Palau is one of Taiwan’s 15 remaining diplomatic allies, and one of only four remaining in the Pacific (after Solomon Islands and Kiribati switched in 2019). As a pointed show of support, Taiwan’s foreign minister, Joseph Wu, will attend Whipps’s presidential inauguration this week, and the two administrations have been in discussions over a travel bubble, given low cases numbers in Taiwan and Palau , which remains Covid-free.
But Palau’s allegiance to Taiwan has not been without consequence: the nation is subject to an unofficial travel ban for Chinese tourists which has hurt the country’s tourism-dependent economy.

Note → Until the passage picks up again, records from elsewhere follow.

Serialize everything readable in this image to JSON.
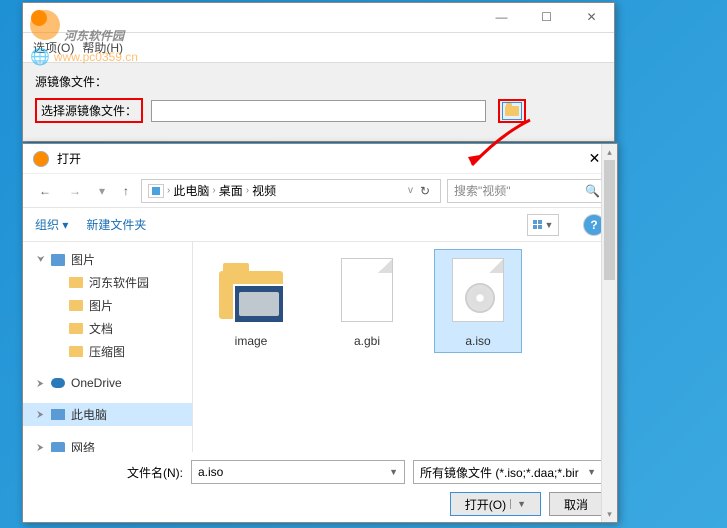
{
  "watermark": {
    "title": "河东软件园",
    "url": "www.pc0359.cn"
  },
  "parent": {
    "menu": {
      "options": "选项(O)",
      "help": "帮助(H)"
    },
    "label_source": "源镜像文件：",
    "label_select_source": "选择源镜像文件：",
    "path_value": ""
  },
  "dialog": {
    "title": "打开",
    "breadcrumb": {
      "p1": "此电脑",
      "p2": "桌面",
      "p3": "视频"
    },
    "search_placeholder": "搜索\"视频\"",
    "toolbar": {
      "organize": "组织 ▾",
      "new_folder": "新建文件夹"
    },
    "sidebar": {
      "pictures": "图片",
      "hedong": "河东软件园",
      "pictures2": "图片",
      "documents": "文档",
      "archive": "压缩图",
      "onedrive": "OneDrive",
      "thispc": "此电脑",
      "network": "网络"
    },
    "files": {
      "f1": "image",
      "f2": "a.gbi",
      "f3": "a.iso"
    },
    "footer": {
      "filename_label": "文件名(N):",
      "filename_value": "a.iso",
      "filter": "所有镜像文件 (*.iso;*.daa;*.bir",
      "open": "打开(O)",
      "cancel": "取消"
    }
  }
}
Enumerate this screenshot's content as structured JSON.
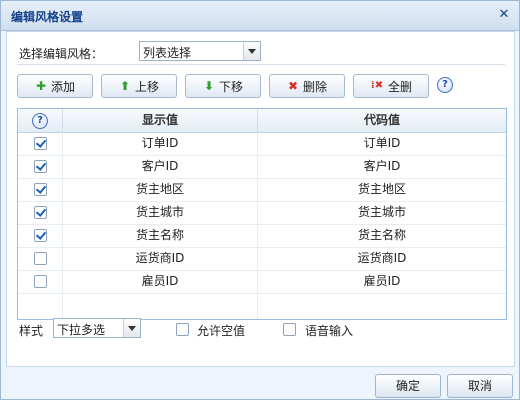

Whipps was portrayed as a generational change during the spirited, but comparatively good-natured, presidential campaign held over two rounds in October and November. Palau’s electoral cycle mirrors that of the United States, with which it has a compact of free association, which covers military co-operation and financial assistance.
Whipps said re-starting Palau’s tourism-dependent economy post-Covid was a priority, and that he hoped to vaccinate most of his country’s 18,000-strong population by the northern hemisphere summer.
But he said climate change presented Palau’s greatest long-term challenge. Most of the population lives close to the water, and the country’s only hospital is near the coast where it is at risk of being wiped out by a typhoon or storm surge.
“We see [climate change] on a daily basis, other people don’t,” Whipps said. “We need to make people understand, especially the larger countries, that the threat is real and we should work together to find a solution.”